12Name:  Dr. Frank H. Stewart
 Institution:  The Hebrew University
 Year Elected:  2007
 Class:  4. Humanities
 Residency:  Resident
 Living? :   Living

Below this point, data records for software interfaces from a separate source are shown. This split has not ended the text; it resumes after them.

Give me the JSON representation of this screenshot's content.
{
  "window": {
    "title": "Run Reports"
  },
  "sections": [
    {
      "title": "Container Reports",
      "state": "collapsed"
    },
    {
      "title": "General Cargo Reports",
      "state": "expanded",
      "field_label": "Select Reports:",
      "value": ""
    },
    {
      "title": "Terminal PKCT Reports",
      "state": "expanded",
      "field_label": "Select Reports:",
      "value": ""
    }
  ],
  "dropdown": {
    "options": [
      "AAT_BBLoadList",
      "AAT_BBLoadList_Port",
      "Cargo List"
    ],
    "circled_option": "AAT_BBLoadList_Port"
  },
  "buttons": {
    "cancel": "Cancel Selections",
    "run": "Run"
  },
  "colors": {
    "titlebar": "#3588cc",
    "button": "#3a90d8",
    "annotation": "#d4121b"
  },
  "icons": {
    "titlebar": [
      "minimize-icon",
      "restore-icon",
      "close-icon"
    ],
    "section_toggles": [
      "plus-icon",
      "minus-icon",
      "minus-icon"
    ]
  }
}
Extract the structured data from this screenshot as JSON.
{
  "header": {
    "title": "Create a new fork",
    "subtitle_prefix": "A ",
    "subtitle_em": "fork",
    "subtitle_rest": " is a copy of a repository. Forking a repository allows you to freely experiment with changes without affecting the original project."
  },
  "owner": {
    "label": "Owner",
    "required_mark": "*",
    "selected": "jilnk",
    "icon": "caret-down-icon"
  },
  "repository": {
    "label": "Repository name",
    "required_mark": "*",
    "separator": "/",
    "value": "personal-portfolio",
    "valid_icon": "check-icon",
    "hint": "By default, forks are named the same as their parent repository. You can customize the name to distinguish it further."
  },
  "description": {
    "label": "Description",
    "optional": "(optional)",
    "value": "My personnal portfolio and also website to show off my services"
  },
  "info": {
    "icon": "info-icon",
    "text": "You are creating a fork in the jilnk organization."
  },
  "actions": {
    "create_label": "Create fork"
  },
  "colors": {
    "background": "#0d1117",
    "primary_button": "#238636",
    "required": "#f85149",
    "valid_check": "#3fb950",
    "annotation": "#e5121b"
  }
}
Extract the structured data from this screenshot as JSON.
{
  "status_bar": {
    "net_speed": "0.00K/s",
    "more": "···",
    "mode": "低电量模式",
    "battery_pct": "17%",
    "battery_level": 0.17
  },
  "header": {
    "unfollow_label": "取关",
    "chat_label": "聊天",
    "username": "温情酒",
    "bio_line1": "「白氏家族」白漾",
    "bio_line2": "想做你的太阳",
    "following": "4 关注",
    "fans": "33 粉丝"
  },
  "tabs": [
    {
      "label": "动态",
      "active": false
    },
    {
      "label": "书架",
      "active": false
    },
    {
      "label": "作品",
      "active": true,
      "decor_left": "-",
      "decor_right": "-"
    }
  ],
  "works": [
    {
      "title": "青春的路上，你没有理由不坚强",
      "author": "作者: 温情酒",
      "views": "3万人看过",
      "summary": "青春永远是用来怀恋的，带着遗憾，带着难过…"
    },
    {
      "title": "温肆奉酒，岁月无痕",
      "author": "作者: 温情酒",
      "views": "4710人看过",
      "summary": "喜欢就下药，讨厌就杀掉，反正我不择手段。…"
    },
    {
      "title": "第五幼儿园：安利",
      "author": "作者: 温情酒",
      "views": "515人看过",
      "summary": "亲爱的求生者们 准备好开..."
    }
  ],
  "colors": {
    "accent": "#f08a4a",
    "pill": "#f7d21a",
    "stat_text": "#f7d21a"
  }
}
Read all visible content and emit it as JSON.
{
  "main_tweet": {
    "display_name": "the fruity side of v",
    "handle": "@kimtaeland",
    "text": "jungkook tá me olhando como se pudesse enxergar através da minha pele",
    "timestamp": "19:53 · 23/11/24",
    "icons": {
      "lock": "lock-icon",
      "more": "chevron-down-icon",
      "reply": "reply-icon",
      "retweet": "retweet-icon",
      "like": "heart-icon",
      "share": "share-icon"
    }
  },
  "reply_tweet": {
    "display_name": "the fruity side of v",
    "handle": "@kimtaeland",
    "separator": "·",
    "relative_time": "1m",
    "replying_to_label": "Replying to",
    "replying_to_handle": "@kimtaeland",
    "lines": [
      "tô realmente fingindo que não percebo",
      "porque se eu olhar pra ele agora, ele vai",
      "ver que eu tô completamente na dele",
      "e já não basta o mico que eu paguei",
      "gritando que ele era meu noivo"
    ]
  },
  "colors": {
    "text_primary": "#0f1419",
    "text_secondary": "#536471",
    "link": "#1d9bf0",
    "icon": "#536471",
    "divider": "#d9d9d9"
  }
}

 Birth Date:  1942
   
 
By discipline an anthropologist, Frank Stewart is a creative and rigorous thinker in Middle Eastern studies. He was Professor of Islamic and Middle Eastern Studies at the Hebrew University 1994 to 2009. Stewart's two volumes of texts on Sinai Bedouin law are the first installments of an exceptionally deep study of a customary (non-Shari'a) legal system that is unlikely to last much longer, and they are also a significant contribution to Arabic linguistics. No other researcher has been able to study a legal system based on unwritten law in such depth. In addition to his core work on the Middle East, he has also written on the historical anthropology of North American Indians, on age-group systems across the world (also of interest to some economists), and on the concept of honor (also of interest to philosophers - the book was reviewed in Mind). The article on Schuld and Haftung is a contribution to comparative law published in the leading journal of German legal history.
 
Election Year
2007[X]